[Start of Attachment]
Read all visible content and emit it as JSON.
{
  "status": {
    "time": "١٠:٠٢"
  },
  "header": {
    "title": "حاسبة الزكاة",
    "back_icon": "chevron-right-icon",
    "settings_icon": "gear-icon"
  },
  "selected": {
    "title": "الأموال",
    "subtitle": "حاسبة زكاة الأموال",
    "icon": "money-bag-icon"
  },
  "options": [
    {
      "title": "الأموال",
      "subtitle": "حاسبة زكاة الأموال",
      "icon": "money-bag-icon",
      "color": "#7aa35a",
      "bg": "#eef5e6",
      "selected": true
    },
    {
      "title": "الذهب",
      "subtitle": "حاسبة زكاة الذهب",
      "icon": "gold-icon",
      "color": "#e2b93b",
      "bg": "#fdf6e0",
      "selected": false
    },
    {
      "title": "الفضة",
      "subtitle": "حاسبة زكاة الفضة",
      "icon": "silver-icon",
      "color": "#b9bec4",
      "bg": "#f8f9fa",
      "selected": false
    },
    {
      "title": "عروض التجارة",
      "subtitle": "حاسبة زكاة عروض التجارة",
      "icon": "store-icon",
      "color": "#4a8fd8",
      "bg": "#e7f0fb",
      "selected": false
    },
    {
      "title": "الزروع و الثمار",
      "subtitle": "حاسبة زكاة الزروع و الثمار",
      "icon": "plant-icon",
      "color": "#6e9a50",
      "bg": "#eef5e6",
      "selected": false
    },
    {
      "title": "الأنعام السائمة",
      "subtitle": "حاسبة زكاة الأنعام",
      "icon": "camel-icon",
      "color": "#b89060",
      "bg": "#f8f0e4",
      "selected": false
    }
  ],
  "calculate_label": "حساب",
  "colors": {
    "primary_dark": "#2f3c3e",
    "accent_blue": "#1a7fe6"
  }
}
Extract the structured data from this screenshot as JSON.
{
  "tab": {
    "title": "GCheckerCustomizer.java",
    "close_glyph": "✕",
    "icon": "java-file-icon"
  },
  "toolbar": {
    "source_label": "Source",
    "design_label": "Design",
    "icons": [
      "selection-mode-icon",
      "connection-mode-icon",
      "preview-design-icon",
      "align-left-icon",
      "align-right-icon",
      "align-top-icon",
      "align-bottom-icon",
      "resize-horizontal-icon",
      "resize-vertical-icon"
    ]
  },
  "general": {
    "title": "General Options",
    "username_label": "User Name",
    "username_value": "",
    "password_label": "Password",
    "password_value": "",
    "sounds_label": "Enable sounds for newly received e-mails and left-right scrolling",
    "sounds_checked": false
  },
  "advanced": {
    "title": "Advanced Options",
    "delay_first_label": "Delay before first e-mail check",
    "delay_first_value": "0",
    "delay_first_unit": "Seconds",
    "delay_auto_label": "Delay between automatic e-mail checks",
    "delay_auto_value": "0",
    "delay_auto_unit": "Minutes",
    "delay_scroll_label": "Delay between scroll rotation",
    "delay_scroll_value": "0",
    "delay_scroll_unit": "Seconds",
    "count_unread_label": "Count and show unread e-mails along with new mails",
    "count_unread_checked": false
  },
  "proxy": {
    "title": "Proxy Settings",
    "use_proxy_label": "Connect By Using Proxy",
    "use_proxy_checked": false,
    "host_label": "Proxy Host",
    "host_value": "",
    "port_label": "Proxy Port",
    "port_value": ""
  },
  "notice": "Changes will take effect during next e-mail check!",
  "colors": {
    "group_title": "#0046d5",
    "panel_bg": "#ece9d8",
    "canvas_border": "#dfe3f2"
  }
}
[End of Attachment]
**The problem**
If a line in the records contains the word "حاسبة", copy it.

**Exercise result**
    "title": "حاسبة الزكاة",
    "subtitle": "حاسبة زكاة الأموال",
      "subtitle": "حاسبة زكاة الأموال",
      "subtitle": "حاسبة زكاة الذهب",
      "subtitle": "حاسبة زكاة الفضة",
      "subtitle": "حاسبة زكاة عروض التجارة",
      "subtitle": "حاسبة زكاة الزروع و الثمار",
      "subtitle": "حاسبة زكاة الأنعام",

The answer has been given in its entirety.